[App and web page records]
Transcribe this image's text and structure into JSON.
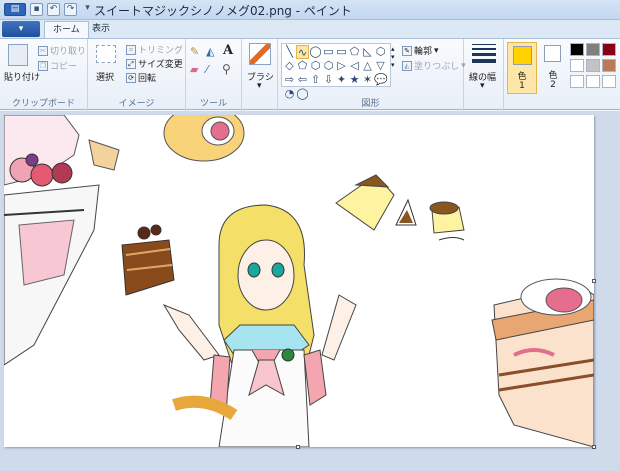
{
  "window": {
    "title": "スイートマジックシノノメグ02.png - ペイント"
  },
  "tabs": {
    "file_label": "▾",
    "home": "ホーム",
    "view": "表示"
  },
  "clipboard": {
    "paste": "貼り付け",
    "cut": "切り取り",
    "copy": "コピー",
    "group": "クリップボード"
  },
  "image": {
    "select": "選択",
    "crop": "トリミング",
    "resize": "サイズ変更",
    "rotate": "回転",
    "group": "イメージ"
  },
  "tools": {
    "group": "ツール",
    "text_tool": "A"
  },
  "brush": {
    "label": "ブラシ"
  },
  "shapes": {
    "group": "図形",
    "outline": "輪郭",
    "fill": "塗りつぶし",
    "items": [
      "╲",
      "∿",
      "◯",
      "▭",
      "▭",
      "⬠",
      "◺",
      "⬡",
      "◇",
      "⬠",
      "⬡",
      "⬡",
      "▷",
      "◁",
      "△",
      "▽",
      "⇨",
      "⇦",
      "⇧",
      "⇩",
      "✦",
      "★",
      "✶",
      "💬",
      "◔",
      "◯"
    ]
  },
  "size": {
    "label": "線の幅"
  },
  "colors": {
    "color1": "色",
    "color1_num": "1",
    "color2": "色",
    "color2_num": "2",
    "color1_value": "#ffd200",
    "color2_value": "#ffffff",
    "palette": [
      "#000000",
      "#7f7f7f",
      "#880015",
      "#ffffff",
      "#c3c3c3",
      "#b97a57",
      "#ffffff",
      "#ffffff",
      "#ffffff"
    ]
  }
}
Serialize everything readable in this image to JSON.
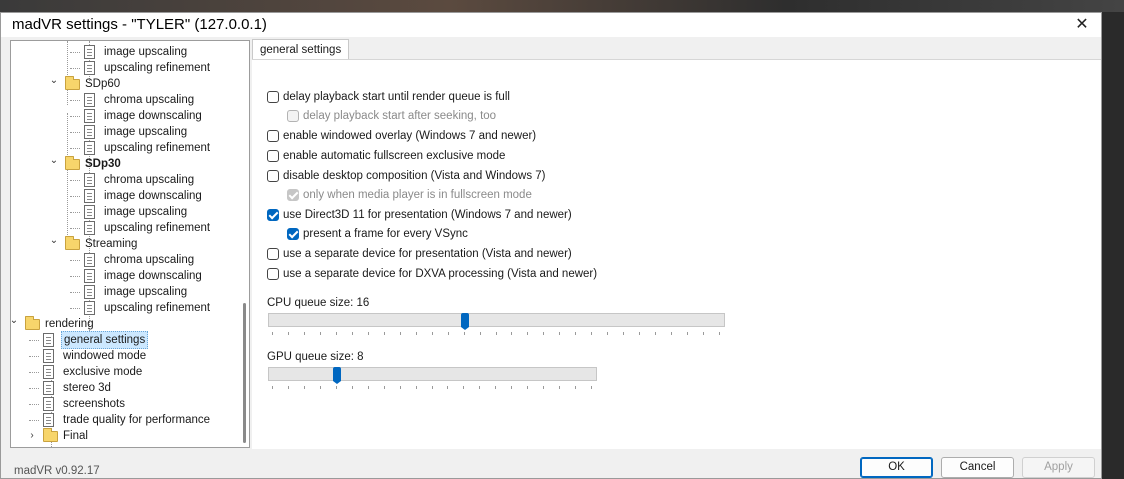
{
  "window": {
    "title": "madVR settings - \"TYLER\" (127.0.0.1)"
  },
  "icons": {
    "close": "close-icon",
    "folder": "folder-icon",
    "document": "document-icon",
    "expand": "chevron-down-icon",
    "collapsed": "chevron-right-icon"
  },
  "tree": {
    "items": [
      {
        "label": "image upscaling",
        "kind": "doc"
      },
      {
        "label": "upscaling refinement",
        "kind": "doc"
      },
      {
        "label": "SDp60",
        "kind": "folder",
        "expanded": true
      },
      {
        "label": "chroma upscaling",
        "kind": "doc"
      },
      {
        "label": "image downscaling",
        "kind": "doc"
      },
      {
        "label": "image upscaling",
        "kind": "doc"
      },
      {
        "label": "upscaling refinement",
        "kind": "doc"
      },
      {
        "label": "SDp30",
        "kind": "folder",
        "expanded": true,
        "bold": true
      },
      {
        "label": "chroma upscaling",
        "kind": "doc"
      },
      {
        "label": "image downscaling",
        "kind": "doc"
      },
      {
        "label": "image upscaling",
        "kind": "doc"
      },
      {
        "label": "upscaling refinement",
        "kind": "doc"
      },
      {
        "label": "Streaming",
        "kind": "folder",
        "expanded": true
      },
      {
        "label": "chroma upscaling",
        "kind": "doc"
      },
      {
        "label": "image downscaling",
        "kind": "doc"
      },
      {
        "label": "image upscaling",
        "kind": "doc"
      },
      {
        "label": "upscaling refinement",
        "kind": "doc"
      },
      {
        "label": "rendering",
        "kind": "folder",
        "expanded": true
      },
      {
        "label": "general settings",
        "kind": "doc",
        "selected": true
      },
      {
        "label": "windowed mode",
        "kind": "doc"
      },
      {
        "label": "exclusive mode",
        "kind": "doc"
      },
      {
        "label": "stereo 3d",
        "kind": "doc"
      },
      {
        "label": "screenshots",
        "kind": "doc"
      },
      {
        "label": "trade quality for performance",
        "kind": "doc"
      },
      {
        "label": "Final",
        "kind": "folder",
        "expanded": false
      }
    ]
  },
  "tab": {
    "label": "general settings"
  },
  "options": [
    {
      "label": "delay playback start until render queue is full",
      "checked": false,
      "disabled": false
    },
    {
      "label": "delay playback start after seeking, too",
      "checked": false,
      "disabled": true
    },
    {
      "label": "enable windowed overlay (Windows 7 and newer)",
      "checked": false,
      "disabled": false
    },
    {
      "label": "enable automatic fullscreen exclusive mode",
      "checked": false,
      "disabled": false
    },
    {
      "label": "disable desktop composition (Vista and Windows 7)",
      "checked": false,
      "disabled": false
    },
    {
      "label": "only when media player is in fullscreen mode",
      "checked": true,
      "disabled": true
    },
    {
      "label": "use Direct3D 11 for presentation (Windows 7 and newer)",
      "checked": true,
      "disabled": false
    },
    {
      "label": "present a frame for every VSync",
      "checked": true,
      "disabled": false
    },
    {
      "label": "use a separate device for presentation (Vista and newer)",
      "checked": false,
      "disabled": false
    },
    {
      "label": "use a separate device for DXVA processing (Vista and newer)",
      "checked": false,
      "disabled": false
    }
  ],
  "cpu_queue": {
    "label": "CPU queue size: 16",
    "value": 16,
    "min": 4,
    "max": 32
  },
  "gpu_queue": {
    "label": "GPU queue size: 8",
    "value": 8,
    "min": 4,
    "max": 24
  },
  "footer": {
    "version": "madVR v0.92.17",
    "ok": "OK",
    "cancel": "Cancel",
    "apply": "Apply"
  },
  "colors": {
    "accent": "#0067c0",
    "selection": "#cce8ff",
    "folder": "#f7d56b"
  }
}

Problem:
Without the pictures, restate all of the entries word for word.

Final answer:
Transcribe this image's text and structure into JSON.
{
  "window": {
    "title": "スイートマジックシノノメグ02.png - ペイント"
  },
  "tabs": {
    "file_label": "▾",
    "home": "ホーム",
    "view": "表示"
  },
  "clipboard": {
    "paste": "貼り付け",
    "cut": "切り取り",
    "copy": "コピー",
    "group": "クリップボード"
  },
  "image": {
    "select": "選択",
    "crop": "トリミング",
    "resize": "サイズ変更",
    "rotate": "回転",
    "group": "イメージ"
  },
  "tools": {
    "group": "ツール",
    "text_tool": "A"
  },
  "brush": {
    "label": "ブラシ"
  },
  "shapes": {
    "group": "図形",
    "outline": "輪郭",
    "fill": "塗りつぶし",
    "items": [
      "╲",
      "∿",
      "◯",
      "▭",
      "▭",
      "⬠",
      "◺",
      "⬡",
      "◇",
      "⬠",
      "⬡",
      "⬡",
      "▷",
      "◁",
      "△",
      "▽",
      "⇨",
      "⇦",
      "⇧",
      "⇩",
      "✦",
      "★",
      "✶",
      "💬",
      "◔",
      "◯"
    ]
  },
  "size": {
    "label": "線の幅"
  },
  "colors": {
    "color1": "色",
    "color1_num": "1",
    "color2": "色",
    "color2_num": "2",
    "color1_value": "#ffd200",
    "color2_value": "#ffffff",
    "palette": [
      "#000000",
      "#7f7f7f",
      "#880015",
      "#ffffff",
      "#c3c3c3",
      "#b97a57",
      "#ffffff",
      "#ffffff",
      "#ffffff"
    ]
  }
}
Serialize everything readable in this image to JSON.
{
  "window": {
    "title": "madVR settings - \"TYLER\" (127.0.0.1)"
  },
  "icons": {
    "close": "close-icon",
    "folder": "folder-icon",
    "document": "document-icon",
    "expand": "chevron-down-icon",
    "collapsed": "chevron-right-icon"
  },
  "tree": {
    "items": [
      {
        "label": "image upscaling",
        "kind": "doc"
      },
      {
        "label": "upscaling refinement",
        "kind": "doc"
      },
      {
        "label": "SDp60",
        "kind": "folder",
        "expanded": true
      },
      {
        "label": "chroma upscaling",
        "kind": "doc"
      },
      {
        "label": "image downscaling",
        "kind": "doc"
      },
      {
        "label": "image upscaling",
        "kind": "doc"
      },
      {
        "label": "upscaling refinement",
        "kind": "doc"
      },
      {
        "label": "SDp30",
        "kind": "folder",
        "expanded": true,
        "bold": true
      },
      {
        "label": "chroma upscaling",
        "kind": "doc"
      },
      {
        "label": "image downscaling",
        "kind": "doc"
      },
      {
        "label": "image upscaling",
        "kind": "doc"
      },
      {
        "label": "upscaling refinement",
        "kind": "doc"
      },
      {
        "label": "Streaming",
        "kind": "folder",
        "expanded": true
      },
      {
        "label": "chroma upscaling",
        "kind": "doc"
      },
      {
        "label": "image downscaling",
        "kind": "doc"
      },
      {
        "label": "image upscaling",
        "kind": "doc"
      },
      {
        "label": "upscaling refinement",
        "kind": "doc"
      },
      {
        "label": "rendering",
        "kind": "folder",
        "expanded": true
      },
      {
        "label": "general settings",
        "kind": "doc",
        "selected": true
      },
      {
        "label": "windowed mode",
        "kind": "doc"
      },
      {
        "label": "exclusive mode",
        "kind": "doc"
      },
      {
        "label": "stereo 3d",
        "kind": "doc"
      },
      {
        "label": "screenshots",
        "kind": "doc"
      },
      {
        "label": "trade quality for performance",
        "kind": "doc"
      },
      {
        "label": "Final",
        "kind": "folder",
        "expanded": false
      }
    ]
  },
  "tab": {
    "label": "general settings"
  },
  "options": [
    {
      "label": "delay playback start until render queue is full",
      "checked": false,
      "disabled": false
    },
    {
      "label": "delay playback start after seeking, too",
      "checked": false,
      "disabled": true
    },
    {
      "label": "enable windowed overlay (Windows 7 and newer)",
      "checked": false,
      "disabled": false
    },
    {
      "label": "enable automatic fullscreen exclusive mode",
      "checked": false,
      "disabled": false
    },
    {
      "label": "disable desktop composition (Vista and Windows 7)",
      "checked": false,
      "disabled": false
    },
    {
      "label": "only when media player is in fullscreen mode",
      "checked": true,
      "disabled": true
    },
    {
      "label": "use Direct3D 11 for presentation (Windows 7 and newer)",
      "checked": true,
      "disabled": false
    },
    {
      "label": "present a frame for every VSync",
      "checked": true,
      "disabled": false
    },
    {
      "label": "use a separate device for presentation (Vista and newer)",
      "checked": false,
      "disabled": false
    },
    {
      "label": "use a separate device for DXVA processing (Vista and newer)",
      "checked": false,
      "disabled": false
    }
  ],
  "cpu_queue": {
    "label": "CPU queue size: 16",
    "value": 16,
    "min": 4,
    "max": 32
  },
  "gpu_queue": {
    "label": "GPU queue size: 8",
    "value": 8,
    "min": 4,
    "max": 24
  },
  "footer": {
    "version": "madVR v0.92.17",
    "ok": "OK",
    "cancel": "Cancel",
    "apply": "Apply"
  },
  "colors": {
    "accent": "#0067c0",
    "selection": "#cce8ff",
    "folder": "#f7d56b"
  }
}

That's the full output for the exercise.